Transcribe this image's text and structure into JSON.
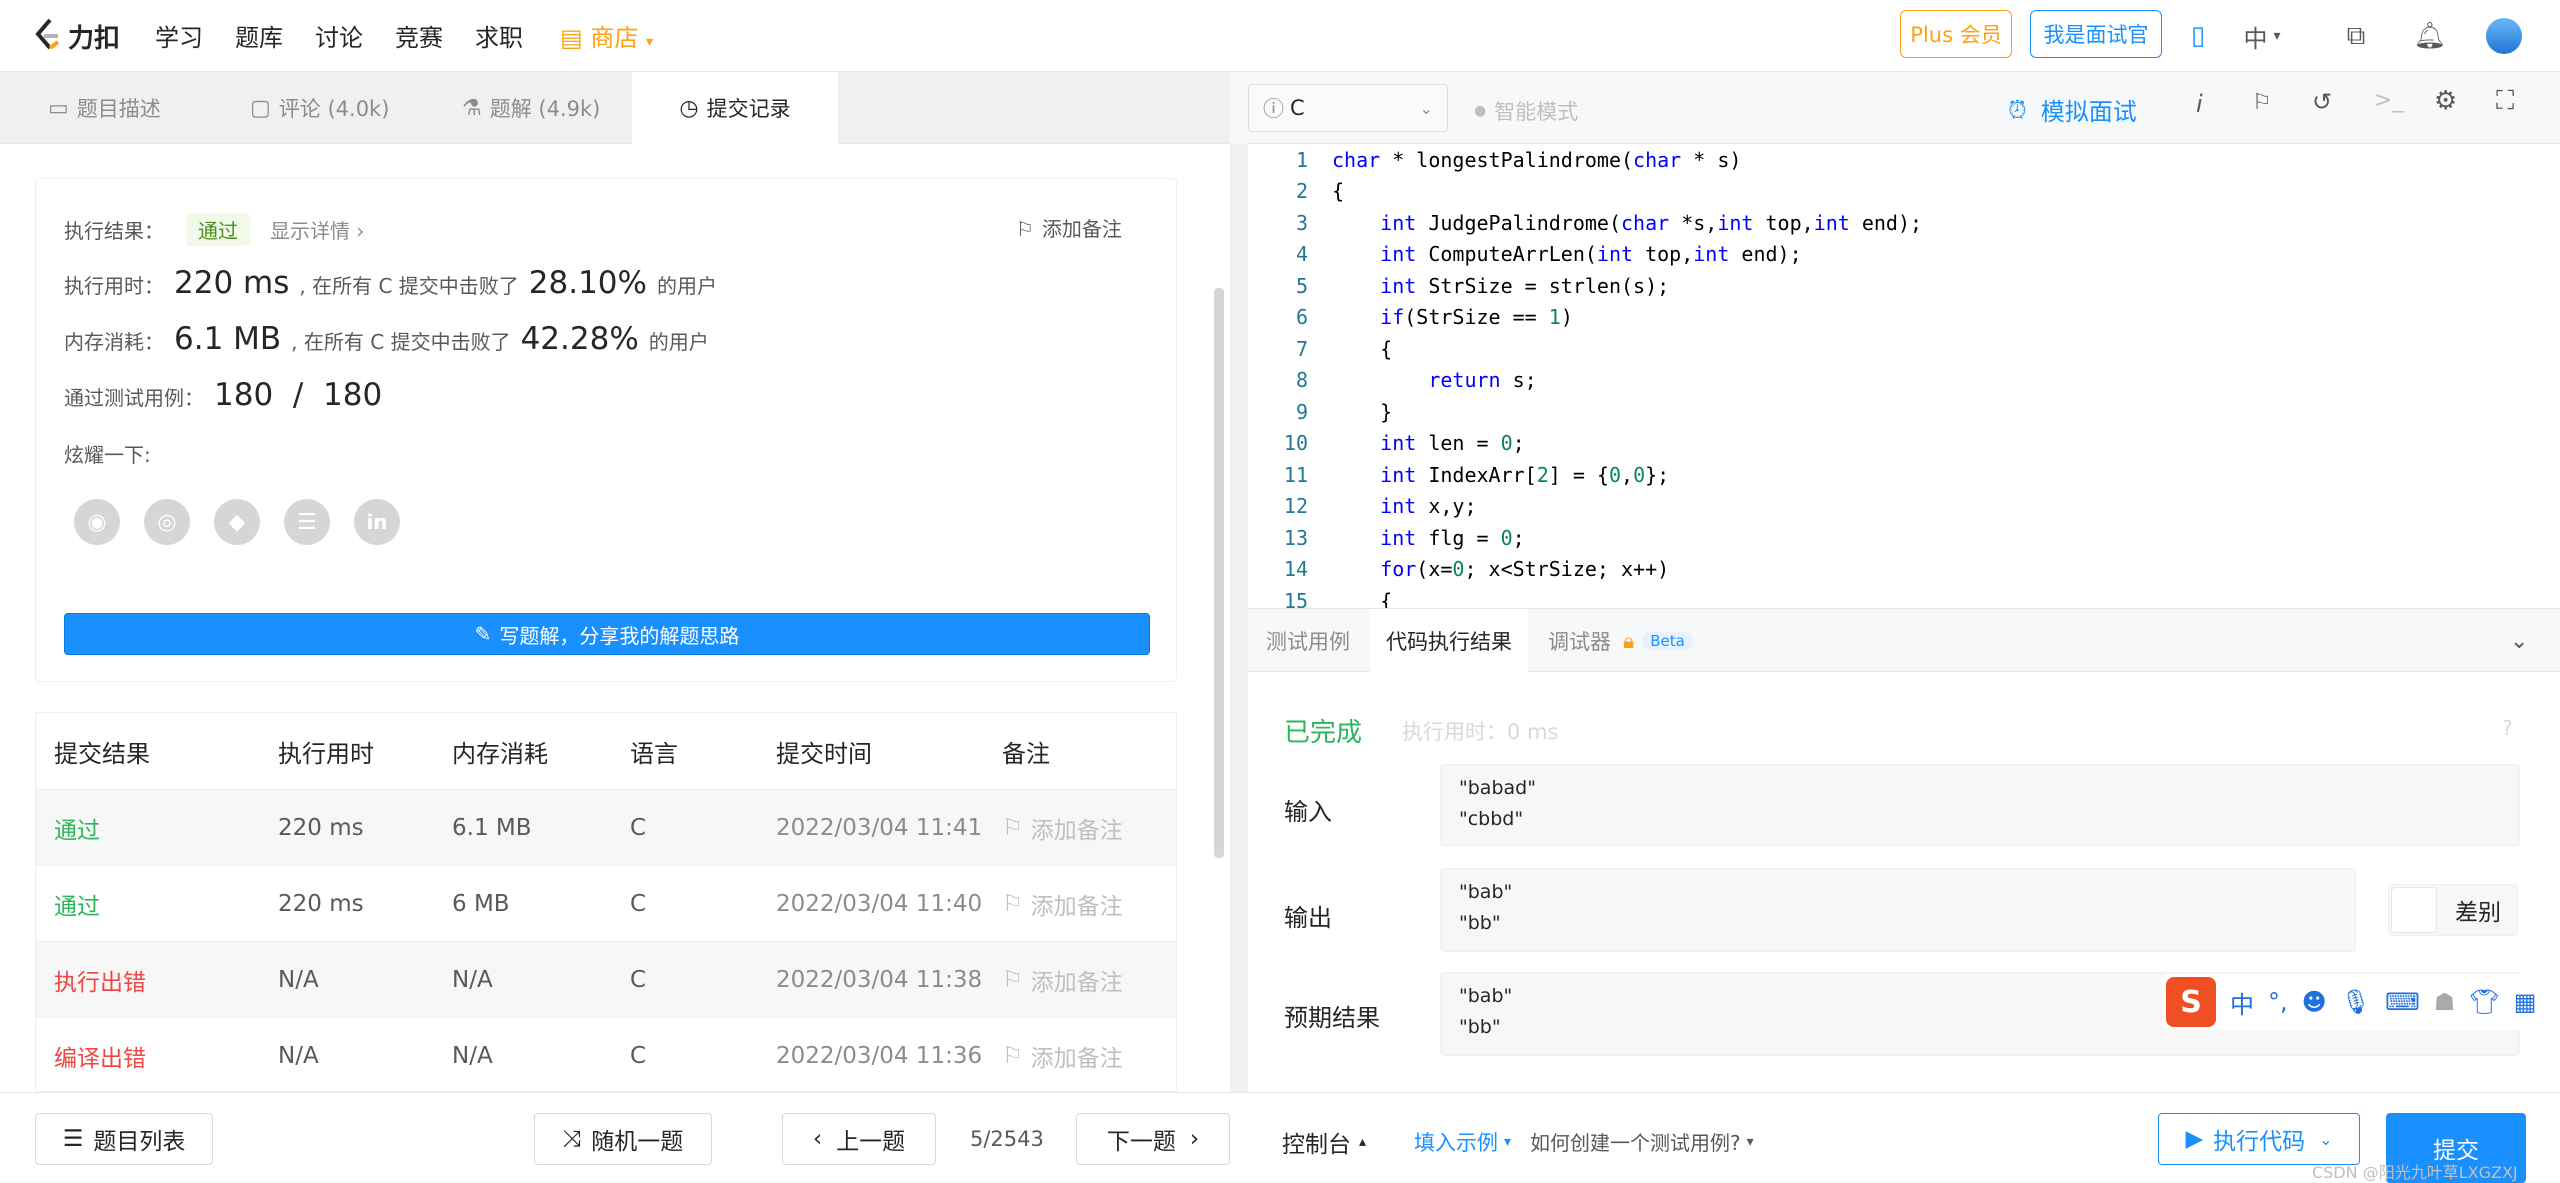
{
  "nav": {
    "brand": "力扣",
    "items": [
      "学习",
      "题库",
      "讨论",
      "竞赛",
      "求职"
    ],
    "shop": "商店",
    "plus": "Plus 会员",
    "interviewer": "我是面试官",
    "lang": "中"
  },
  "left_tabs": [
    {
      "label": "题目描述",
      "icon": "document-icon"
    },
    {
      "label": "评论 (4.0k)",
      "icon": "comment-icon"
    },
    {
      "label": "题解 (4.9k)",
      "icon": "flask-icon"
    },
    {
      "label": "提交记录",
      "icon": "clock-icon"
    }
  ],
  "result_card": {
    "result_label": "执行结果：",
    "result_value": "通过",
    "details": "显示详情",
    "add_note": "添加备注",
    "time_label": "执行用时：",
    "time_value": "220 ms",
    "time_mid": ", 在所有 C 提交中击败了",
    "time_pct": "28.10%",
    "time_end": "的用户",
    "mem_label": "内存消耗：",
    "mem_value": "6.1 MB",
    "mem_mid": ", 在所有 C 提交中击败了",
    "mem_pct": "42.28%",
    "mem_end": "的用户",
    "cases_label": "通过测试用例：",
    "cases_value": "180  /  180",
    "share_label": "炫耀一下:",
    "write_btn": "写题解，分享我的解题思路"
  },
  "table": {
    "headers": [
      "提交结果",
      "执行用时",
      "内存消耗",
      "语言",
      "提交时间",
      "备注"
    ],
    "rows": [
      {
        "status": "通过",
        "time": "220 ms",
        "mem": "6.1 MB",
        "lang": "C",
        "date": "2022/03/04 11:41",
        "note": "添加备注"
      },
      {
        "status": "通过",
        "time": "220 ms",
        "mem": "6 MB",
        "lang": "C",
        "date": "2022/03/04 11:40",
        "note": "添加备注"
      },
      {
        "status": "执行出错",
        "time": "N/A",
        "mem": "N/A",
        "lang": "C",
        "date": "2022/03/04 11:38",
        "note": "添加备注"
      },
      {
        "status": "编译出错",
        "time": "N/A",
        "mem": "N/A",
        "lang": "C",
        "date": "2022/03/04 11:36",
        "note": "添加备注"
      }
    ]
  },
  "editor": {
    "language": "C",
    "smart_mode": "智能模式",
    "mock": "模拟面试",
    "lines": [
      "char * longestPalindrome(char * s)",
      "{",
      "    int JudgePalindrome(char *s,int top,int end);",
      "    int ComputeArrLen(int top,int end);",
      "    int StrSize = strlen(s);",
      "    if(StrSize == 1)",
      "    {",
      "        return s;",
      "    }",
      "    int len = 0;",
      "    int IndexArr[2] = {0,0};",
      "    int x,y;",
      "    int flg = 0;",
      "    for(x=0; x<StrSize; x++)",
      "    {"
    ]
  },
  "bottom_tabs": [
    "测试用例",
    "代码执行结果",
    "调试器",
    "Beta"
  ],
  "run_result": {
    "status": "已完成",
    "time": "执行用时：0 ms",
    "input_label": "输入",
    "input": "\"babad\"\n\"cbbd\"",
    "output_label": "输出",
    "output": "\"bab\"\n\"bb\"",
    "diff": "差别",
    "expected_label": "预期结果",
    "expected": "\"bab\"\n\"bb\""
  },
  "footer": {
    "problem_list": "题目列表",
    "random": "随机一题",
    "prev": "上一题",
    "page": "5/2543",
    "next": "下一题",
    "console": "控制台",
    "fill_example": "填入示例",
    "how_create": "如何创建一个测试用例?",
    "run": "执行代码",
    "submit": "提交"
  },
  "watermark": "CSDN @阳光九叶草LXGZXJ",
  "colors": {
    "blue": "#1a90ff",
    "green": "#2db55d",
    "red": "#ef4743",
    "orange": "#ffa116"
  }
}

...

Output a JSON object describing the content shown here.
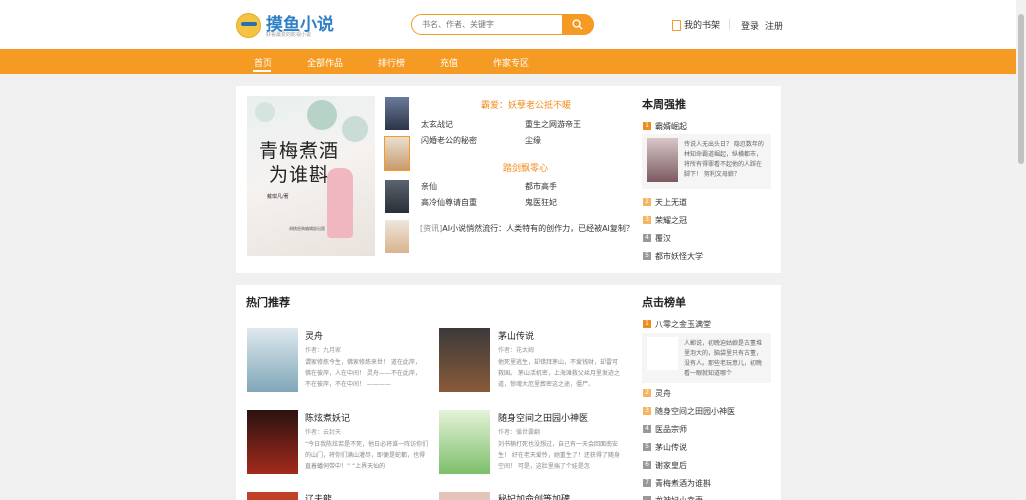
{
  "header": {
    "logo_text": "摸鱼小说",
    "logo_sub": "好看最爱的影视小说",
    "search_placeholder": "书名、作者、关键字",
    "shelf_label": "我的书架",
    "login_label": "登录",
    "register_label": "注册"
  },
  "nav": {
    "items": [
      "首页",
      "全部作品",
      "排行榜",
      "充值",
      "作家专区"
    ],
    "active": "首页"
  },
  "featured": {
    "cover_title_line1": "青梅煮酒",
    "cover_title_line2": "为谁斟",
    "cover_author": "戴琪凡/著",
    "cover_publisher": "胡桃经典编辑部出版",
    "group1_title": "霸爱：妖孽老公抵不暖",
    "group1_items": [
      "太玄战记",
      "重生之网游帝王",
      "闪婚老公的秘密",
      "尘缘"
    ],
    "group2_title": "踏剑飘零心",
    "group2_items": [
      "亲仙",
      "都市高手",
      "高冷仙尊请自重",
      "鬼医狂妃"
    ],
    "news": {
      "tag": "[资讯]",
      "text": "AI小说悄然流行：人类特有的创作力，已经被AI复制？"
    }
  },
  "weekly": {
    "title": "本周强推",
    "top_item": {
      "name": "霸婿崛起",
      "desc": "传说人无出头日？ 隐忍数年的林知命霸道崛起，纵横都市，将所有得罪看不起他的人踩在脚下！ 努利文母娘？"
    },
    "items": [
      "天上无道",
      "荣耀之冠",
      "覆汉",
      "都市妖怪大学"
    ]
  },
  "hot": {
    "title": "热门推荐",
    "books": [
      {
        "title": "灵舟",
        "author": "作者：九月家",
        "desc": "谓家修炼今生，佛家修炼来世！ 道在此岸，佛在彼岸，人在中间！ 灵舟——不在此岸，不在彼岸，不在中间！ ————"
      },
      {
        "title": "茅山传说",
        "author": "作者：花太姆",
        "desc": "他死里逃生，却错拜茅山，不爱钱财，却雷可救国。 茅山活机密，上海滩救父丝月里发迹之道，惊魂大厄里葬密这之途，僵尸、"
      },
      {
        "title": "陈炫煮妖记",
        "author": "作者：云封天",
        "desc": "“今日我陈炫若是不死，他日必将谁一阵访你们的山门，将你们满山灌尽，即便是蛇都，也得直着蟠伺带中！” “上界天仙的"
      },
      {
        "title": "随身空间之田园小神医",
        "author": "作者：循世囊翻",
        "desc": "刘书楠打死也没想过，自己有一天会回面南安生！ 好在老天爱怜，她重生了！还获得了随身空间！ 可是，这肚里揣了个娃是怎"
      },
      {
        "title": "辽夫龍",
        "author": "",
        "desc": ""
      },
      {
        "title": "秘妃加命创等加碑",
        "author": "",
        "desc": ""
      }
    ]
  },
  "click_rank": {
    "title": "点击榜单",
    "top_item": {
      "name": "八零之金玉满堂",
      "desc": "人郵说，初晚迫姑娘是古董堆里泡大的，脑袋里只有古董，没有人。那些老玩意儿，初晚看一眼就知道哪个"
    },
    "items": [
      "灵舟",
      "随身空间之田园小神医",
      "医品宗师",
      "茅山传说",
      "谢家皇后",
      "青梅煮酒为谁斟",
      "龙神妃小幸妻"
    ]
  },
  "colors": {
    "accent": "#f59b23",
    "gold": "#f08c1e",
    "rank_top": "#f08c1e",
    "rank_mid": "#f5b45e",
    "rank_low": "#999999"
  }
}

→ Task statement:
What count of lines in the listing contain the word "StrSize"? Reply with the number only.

→ Result for this exercise:
3